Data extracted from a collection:
Segment Open
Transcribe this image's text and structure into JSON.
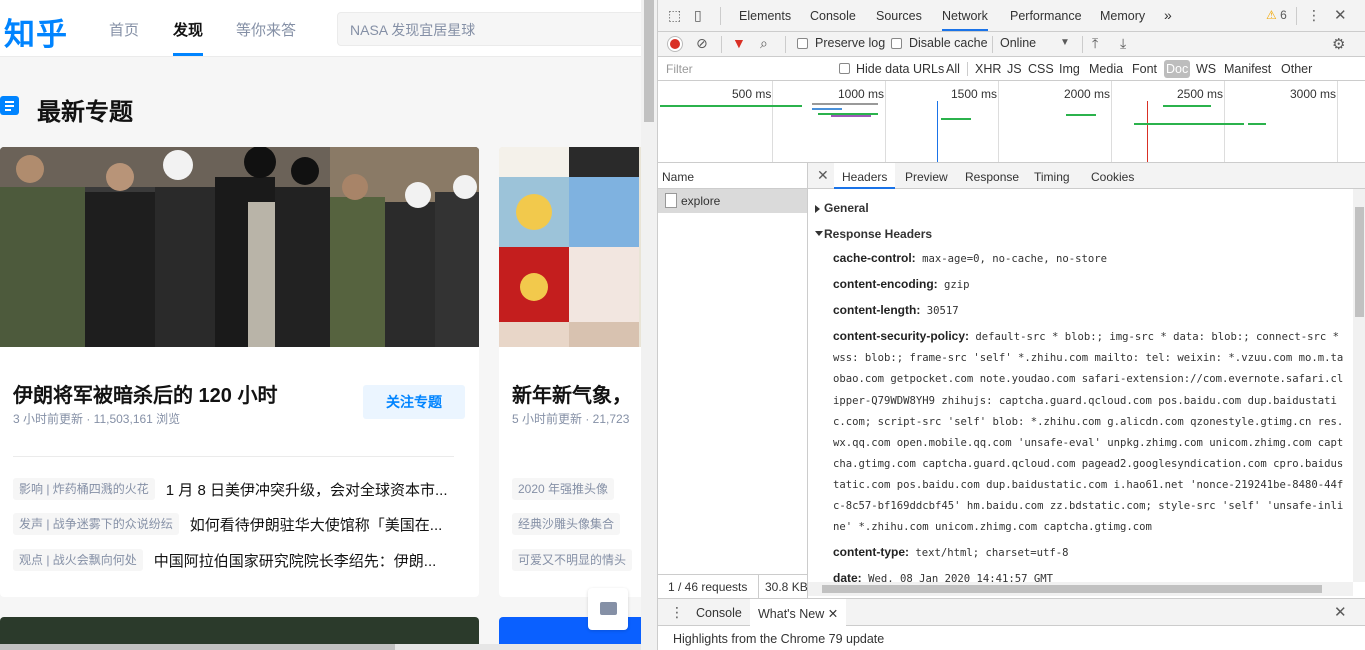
{
  "site": {
    "logo": "知乎",
    "nav": [
      "首页",
      "发现",
      "等你来答"
    ],
    "search_placeholder": "NASA 发现宜居星球",
    "section_title": "最新专题",
    "card1": {
      "title": "伊朗将军被暗杀后的 120 小时",
      "meta": "3 小时前更新 · 11,503,161 浏览",
      "follow_label": "关注专题",
      "articles": [
        {
          "tag": "影响 | 炸药桶四溅的火花",
          "title": "1 月 8 日美伊冲突升级，会对全球资本市..."
        },
        {
          "tag": "发声 | 战争迷雾下的众说纷纭",
          "title": "如何看待伊朗驻华大使馆称「美国在..."
        },
        {
          "tag": "观点 | 战火会飘向何处",
          "title": "中国阿拉伯国家研究院院长李绍先：伊朗..."
        }
      ]
    },
    "card2": {
      "title": "新年新气象，",
      "meta": "5 小时前更新 · 21,723",
      "tags": [
        "2020 年强推头像",
        "经典沙雕头像集合",
        "可爱又不明显的情头"
      ]
    }
  },
  "devtools": {
    "tabs": [
      "Elements",
      "Console",
      "Sources",
      "Network",
      "Performance",
      "Memory"
    ],
    "more": "»",
    "warnings": "6",
    "toolbar": {
      "preserve_log": "Preserve log",
      "disable_cache": "Disable cache",
      "throttle": "Online"
    },
    "filter_placeholder": "Filter",
    "hide_data_urls": "Hide data URLs",
    "types": [
      "All",
      "XHR",
      "JS",
      "CSS",
      "Img",
      "Media",
      "Font",
      "Doc",
      "WS",
      "Manifest",
      "Other"
    ],
    "timeline_labels": [
      "500 ms",
      "1000 ms",
      "1500 ms",
      "2000 ms",
      "2500 ms",
      "3000 ms"
    ],
    "name_header": "Name",
    "request_name": "explore",
    "summary_requests": "1 / 46 requests",
    "summary_size": "30.8 KB",
    "detail_tabs": [
      "Headers",
      "Preview",
      "Response",
      "Timing",
      "Cookies"
    ],
    "general": "General",
    "response_headers": "Response Headers",
    "headers": [
      {
        "k": "cache-control:",
        "v": "max-age=0, no-cache, no-store"
      },
      {
        "k": "content-encoding:",
        "v": "gzip"
      },
      {
        "k": "content-length:",
        "v": "30517"
      },
      {
        "k": "content-security-policy:",
        "v": "default-src * blob:; img-src * data: blob:; connect-src * wss: blob:; frame-src 'self' *.zhihu.com mailto: tel: weixin: *.vzuu.com mo.m.taobao.com getpocket.com note.youdao.com safari-extension://com.evernote.safari.clipper-Q79WDW8YH9 zhihujs: captcha.guard.qcloud.com pos.baidu.com dup.baidustatic.com; script-src 'self' blob: *.zhihu.com g.alicdn.com qzonestyle.gtimg.cn res.wx.qq.com open.mobile.qq.com 'unsafe-eval' unpkg.zhimg.com unicom.zhimg.com captcha.gtimg.com captcha.guard.qcloud.com pagead2.googlesyndication.com cpro.baidustatic.com pos.baidu.com dup.baidustatic.com i.hao61.net 'nonce-219241be-8480-44fc-8c57-bf169ddcbf45' hm.baidu.com zz.bdstatic.com; style-src 'self' 'unsafe-inline' *.zhihu.com unicom.zhimg.com captcha.gtimg.com"
      },
      {
        "k": "content-type:",
        "v": "text/html; charset=utf-8"
      },
      {
        "k": "date:",
        "v": "Wed, 08 Jan 2020 14:41:57 GMT"
      }
    ],
    "drawer_tabs": [
      "Console",
      "What's New"
    ],
    "drawer_text": "Highlights from the Chrome 79 update"
  }
}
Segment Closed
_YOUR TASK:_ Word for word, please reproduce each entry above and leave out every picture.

_SOLUTION TO THE PROBLEM:_
Transcribe this image's text and structure into JSON.
{
  "site": {
    "logo": "知乎",
    "nav": [
      "首页",
      "发现",
      "等你来答"
    ],
    "search_placeholder": "NASA 发现宜居星球",
    "section_title": "最新专题",
    "card1": {
      "title": "伊朗将军被暗杀后的 120 小时",
      "meta": "3 小时前更新 · 11,503,161 浏览",
      "follow_label": "关注专题",
      "articles": [
        {
          "tag": "影响 | 炸药桶四溅的火花",
          "title": "1 月 8 日美伊冲突升级，会对全球资本市..."
        },
        {
          "tag": "发声 | 战争迷雾下的众说纷纭",
          "title": "如何看待伊朗驻华大使馆称「美国在..."
        },
        {
          "tag": "观点 | 战火会飘向何处",
          "title": "中国阿拉伯国家研究院院长李绍先：伊朗..."
        }
      ]
    },
    "card2": {
      "title": "新年新气象，",
      "meta": "5 小时前更新 · 21,723",
      "tags": [
        "2020 年强推头像",
        "经典沙雕头像集合",
        "可爱又不明显的情头"
      ]
    }
  },
  "devtools": {
    "tabs": [
      "Elements",
      "Console",
      "Sources",
      "Network",
      "Performance",
      "Memory"
    ],
    "more": "»",
    "warnings": "6",
    "toolbar": {
      "preserve_log": "Preserve log",
      "disable_cache": "Disable cache",
      "throttle": "Online"
    },
    "filter_placeholder": "Filter",
    "hide_data_urls": "Hide data URLs",
    "types": [
      "All",
      "XHR",
      "JS",
      "CSS",
      "Img",
      "Media",
      "Font",
      "Doc",
      "WS",
      "Manifest",
      "Other"
    ],
    "timeline_labels": [
      "500 ms",
      "1000 ms",
      "1500 ms",
      "2000 ms",
      "2500 ms",
      "3000 ms"
    ],
    "name_header": "Name",
    "request_name": "explore",
    "summary_requests": "1 / 46 requests",
    "summary_size": "30.8 KB",
    "detail_tabs": [
      "Headers",
      "Preview",
      "Response",
      "Timing",
      "Cookies"
    ],
    "general": "General",
    "response_headers": "Response Headers",
    "headers": [
      {
        "k": "cache-control:",
        "v": "max-age=0, no-cache, no-store"
      },
      {
        "k": "content-encoding:",
        "v": "gzip"
      },
      {
        "k": "content-length:",
        "v": "30517"
      },
      {
        "k": "content-security-policy:",
        "v": "default-src * blob:; img-src * data: blob:; connect-src * wss: blob:; frame-src 'self' *.zhihu.com mailto: tel: weixin: *.vzuu.com mo.m.taobao.com getpocket.com note.youdao.com safari-extension://com.evernote.safari.clipper-Q79WDW8YH9 zhihujs: captcha.guard.qcloud.com pos.baidu.com dup.baidustatic.com; script-src 'self' blob: *.zhihu.com g.alicdn.com qzonestyle.gtimg.cn res.wx.qq.com open.mobile.qq.com 'unsafe-eval' unpkg.zhimg.com unicom.zhimg.com captcha.gtimg.com captcha.guard.qcloud.com pagead2.googlesyndication.com cpro.baidustatic.com pos.baidu.com dup.baidustatic.com i.hao61.net 'nonce-219241be-8480-44fc-8c57-bf169ddcbf45' hm.baidu.com zz.bdstatic.com; style-src 'self' 'unsafe-inline' *.zhihu.com unicom.zhimg.com captcha.gtimg.com"
      },
      {
        "k": "content-type:",
        "v": "text/html; charset=utf-8"
      },
      {
        "k": "date:",
        "v": "Wed, 08 Jan 2020 14:41:57 GMT"
      }
    ],
    "drawer_tabs": [
      "Console",
      "What's New"
    ],
    "drawer_text": "Highlights from the Chrome 79 update"
  }
}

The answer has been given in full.